Input data:
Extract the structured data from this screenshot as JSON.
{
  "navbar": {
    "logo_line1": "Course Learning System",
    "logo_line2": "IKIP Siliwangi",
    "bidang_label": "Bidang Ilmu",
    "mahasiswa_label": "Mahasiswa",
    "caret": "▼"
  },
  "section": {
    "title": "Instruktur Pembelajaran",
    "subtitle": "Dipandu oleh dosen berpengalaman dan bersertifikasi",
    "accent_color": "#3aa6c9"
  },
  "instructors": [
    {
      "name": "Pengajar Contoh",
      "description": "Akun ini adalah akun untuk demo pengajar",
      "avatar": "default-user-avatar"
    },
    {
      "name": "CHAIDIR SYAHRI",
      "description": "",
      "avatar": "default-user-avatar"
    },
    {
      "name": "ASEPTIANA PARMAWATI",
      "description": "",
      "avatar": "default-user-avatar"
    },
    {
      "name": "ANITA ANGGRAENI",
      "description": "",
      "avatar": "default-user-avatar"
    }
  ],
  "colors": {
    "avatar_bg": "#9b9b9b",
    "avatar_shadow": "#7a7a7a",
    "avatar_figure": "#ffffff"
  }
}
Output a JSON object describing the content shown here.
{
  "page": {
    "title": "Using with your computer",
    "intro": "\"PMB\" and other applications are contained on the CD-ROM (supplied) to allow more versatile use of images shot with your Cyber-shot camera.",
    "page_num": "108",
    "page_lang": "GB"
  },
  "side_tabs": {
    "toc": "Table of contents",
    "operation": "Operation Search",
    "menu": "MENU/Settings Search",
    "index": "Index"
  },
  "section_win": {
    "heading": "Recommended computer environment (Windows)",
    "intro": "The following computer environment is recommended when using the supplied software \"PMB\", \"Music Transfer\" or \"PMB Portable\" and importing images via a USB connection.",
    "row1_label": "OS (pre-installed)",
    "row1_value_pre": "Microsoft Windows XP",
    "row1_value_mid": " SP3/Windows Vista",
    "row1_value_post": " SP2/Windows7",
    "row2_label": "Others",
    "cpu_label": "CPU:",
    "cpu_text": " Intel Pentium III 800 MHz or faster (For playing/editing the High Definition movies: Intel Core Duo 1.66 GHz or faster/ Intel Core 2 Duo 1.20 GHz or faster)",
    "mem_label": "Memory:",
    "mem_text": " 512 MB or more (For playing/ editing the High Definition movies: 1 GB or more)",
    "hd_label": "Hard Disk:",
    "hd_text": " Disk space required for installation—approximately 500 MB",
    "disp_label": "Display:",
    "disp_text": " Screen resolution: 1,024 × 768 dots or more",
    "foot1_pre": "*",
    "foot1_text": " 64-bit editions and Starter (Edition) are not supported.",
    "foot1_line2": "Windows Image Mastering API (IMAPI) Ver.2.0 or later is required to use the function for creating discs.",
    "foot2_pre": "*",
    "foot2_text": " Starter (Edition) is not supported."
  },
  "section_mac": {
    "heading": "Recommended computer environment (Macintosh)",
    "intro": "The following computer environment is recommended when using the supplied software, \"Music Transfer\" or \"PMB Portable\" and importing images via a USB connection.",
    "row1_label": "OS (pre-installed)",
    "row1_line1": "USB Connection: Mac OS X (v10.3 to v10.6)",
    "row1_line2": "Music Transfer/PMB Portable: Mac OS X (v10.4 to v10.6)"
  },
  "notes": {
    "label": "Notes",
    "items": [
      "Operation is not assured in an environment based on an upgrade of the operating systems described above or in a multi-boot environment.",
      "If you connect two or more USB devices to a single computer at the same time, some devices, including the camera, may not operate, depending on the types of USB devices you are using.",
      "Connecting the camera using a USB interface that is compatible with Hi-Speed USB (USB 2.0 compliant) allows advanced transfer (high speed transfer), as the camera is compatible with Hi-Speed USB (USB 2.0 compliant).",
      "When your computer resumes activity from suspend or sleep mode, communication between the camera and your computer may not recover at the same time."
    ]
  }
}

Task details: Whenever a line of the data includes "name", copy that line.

Answer:
      "name": "Pengajar Contoh",
      "name": "CHAIDIR SYAHRI",
      "name": "ASEPTIANA PARMAWATI",
      "name": "ANITA ANGGRAENI",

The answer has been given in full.